Column chromatography is another method used to separate proteins or molecules from each other. It is essentially an upside-down version of TLC (Thin Layer Chromatography) - relying on the same physical principles, except that while TLC is driven by capillary forces for moving the solvent, column chromatography allows gravity to drive down the eluent. In this method, a sample to be separated is applied to the top of a glass column. the glass column is then packed with a solid phase. The purpose of this solid phase is to separate the compounds in the sample into different zones. Silica gel (SiO2) and alumina (Al2O3) are common adsorbents. The one expected to percolate out of the column first is the component that has the least interactions with the silica gel, so therefore the one that is least polar. The eluent carries the soluble compounds with it. When the column is packed with Silica Gel, the band expected to percolate out of the column first is the component that has the least interactions with the silica gel, so therefore the one that is least polar. The eluent carries the soluble compounds with it. The polarity of the eluent can be progressively increased from a nonpolar solvent to a polar solvent because as the nonpolar component is collected first, the bands of components left in the column are more polar. A more polar solvent would be more efficient to carry the polar component left in the column. After column chromatography is used to separate the mixture according to their respective polarities, Thin Layer chromatography should be used to separate the mixtures to observe the fractions separation and combine any that have “climbed” the same distance. The compounds found to have the same polarities using TLC are combined and analyzed by taking their respective melting points and comparing them to literature values. The amount of sample is used to figure out the initial concentration of each in the original sample. If the compound is colored this is easy, however if the compound is a clear solution then the plates can be CAM stained (Iodine can also be used) or put under UV to track their location. After these bands are collected, the solution can be put under a rotovap to evaporate off the solvent and a clean compound can be obtained. If the solvent is volatile, it can be evaporated in the hood or over night. The samples can also be heated in a sand bath.
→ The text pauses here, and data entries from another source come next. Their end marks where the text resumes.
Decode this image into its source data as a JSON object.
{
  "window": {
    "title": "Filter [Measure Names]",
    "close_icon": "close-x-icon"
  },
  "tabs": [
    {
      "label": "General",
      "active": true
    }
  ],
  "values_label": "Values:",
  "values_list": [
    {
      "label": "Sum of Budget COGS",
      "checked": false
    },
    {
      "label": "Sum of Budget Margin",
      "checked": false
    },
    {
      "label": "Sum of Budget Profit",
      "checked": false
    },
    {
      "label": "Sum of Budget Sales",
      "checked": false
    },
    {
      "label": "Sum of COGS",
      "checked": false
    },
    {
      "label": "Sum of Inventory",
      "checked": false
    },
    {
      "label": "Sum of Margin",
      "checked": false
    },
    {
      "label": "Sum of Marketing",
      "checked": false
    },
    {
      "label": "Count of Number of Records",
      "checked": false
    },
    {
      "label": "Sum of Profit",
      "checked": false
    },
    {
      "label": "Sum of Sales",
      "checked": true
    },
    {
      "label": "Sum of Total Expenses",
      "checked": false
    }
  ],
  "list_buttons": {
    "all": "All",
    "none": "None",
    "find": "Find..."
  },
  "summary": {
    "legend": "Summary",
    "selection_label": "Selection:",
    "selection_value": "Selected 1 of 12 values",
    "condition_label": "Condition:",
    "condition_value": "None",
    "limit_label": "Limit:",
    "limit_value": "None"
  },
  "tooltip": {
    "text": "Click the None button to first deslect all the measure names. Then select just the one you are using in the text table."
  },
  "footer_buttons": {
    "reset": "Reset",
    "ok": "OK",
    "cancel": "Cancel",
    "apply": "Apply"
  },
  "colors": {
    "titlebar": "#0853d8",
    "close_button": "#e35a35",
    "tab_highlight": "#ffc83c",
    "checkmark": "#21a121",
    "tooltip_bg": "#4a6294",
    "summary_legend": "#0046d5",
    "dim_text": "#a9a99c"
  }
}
Once the column is packed with dry stationary adsorbent material (such as silica gel), there are generally two methods to load column chromatography: wet loading and dry loading. The ability of the mixture to dissolve in a polar or non polar solvent determines the method of the column chromatography.
- In wet loading method, the adsorbent is suspended in solvent and the slurry is transferred into the column as the eluent. This method is most commonly used when the desired separating mixture is soluble in the least polar solvent or a non-polar solvent. If excessively polar solvent is used, then it will stay inside the column and increase local polarity, which can mix the separation on the column.
- In dry loading method, mixture is first dissolved in a minimal amount of solvent and the adsorbent material. Once the solvent mixed with the mixture and adsorbent is evaporated, the dried compound can be added into the column. After the addition of the dried compound, the column is flushed with mobile phase (can be polar solvent with various polarity, but they should be added with increasing polarity), and the column is not allowed to run dry after the addition of mobile phase. This method is most commonly used when the mixture is only soluble in solvent that are more polar than the eluent of choice.
The chemical compounds are separated and collected within the column. The separated sample can then be tested for purity and other properties. As the sample is applied to the top of the column, it is also washed with a solvent. As the sample moves over the solid phase in the column, the different molecules or compounds in the sample will begin to separate from each other into zones. The compounds in the sample will bind to the solid phase, but then the sample will also release from the solid phase and then bind to the liquid solvent that passes over it. This is a continuous process. A compound will bind to the solid phase, then release and bind to the solvent. it will then rebind back to the solid phase, and again rebind to the liquid solvent. This process keeps occurring as the compound moves down the column. Different molecules in the sample will have a different binding affinity to the solid phase or the liquid phase, these differences in affinity is what allows the molecule in a mixture to travel at different speeds and separate from the other compounds.(NOTE :*The preceding section was a description of column chromatography for organic chemistry.) This method is sometimes called reverse phase chromatography in biochemistry.
The factors that determine the distance a compound travels are 1) the interaction between the solvent and adsorption layer, 2) the interaction between the solute and adsorption layer, 3) the polarity of the solute, solvent, and adsorption layer, and 4) the weight of the solution. To determine the distance a compound travels one may calculate the retardation factor (Rf). The Rf value can be found by looking at a TLC plate that is spotted with the fractions collected after running a column. The Rf value is the ratio of the distance traveled by the solute over the distance traveled by the solvent. The range of Rf is 0 to 1. If the calculated Rf value is higher than desired, then a less polar solvent should be used when running the column.
References[edit | edit source]
Organic Chemistry Laboratory third edition with Qualitative Analysis,By Bell Jr, Charles E; Taber, Douglas F.; Clark, Allen K. Harcourt College Publisher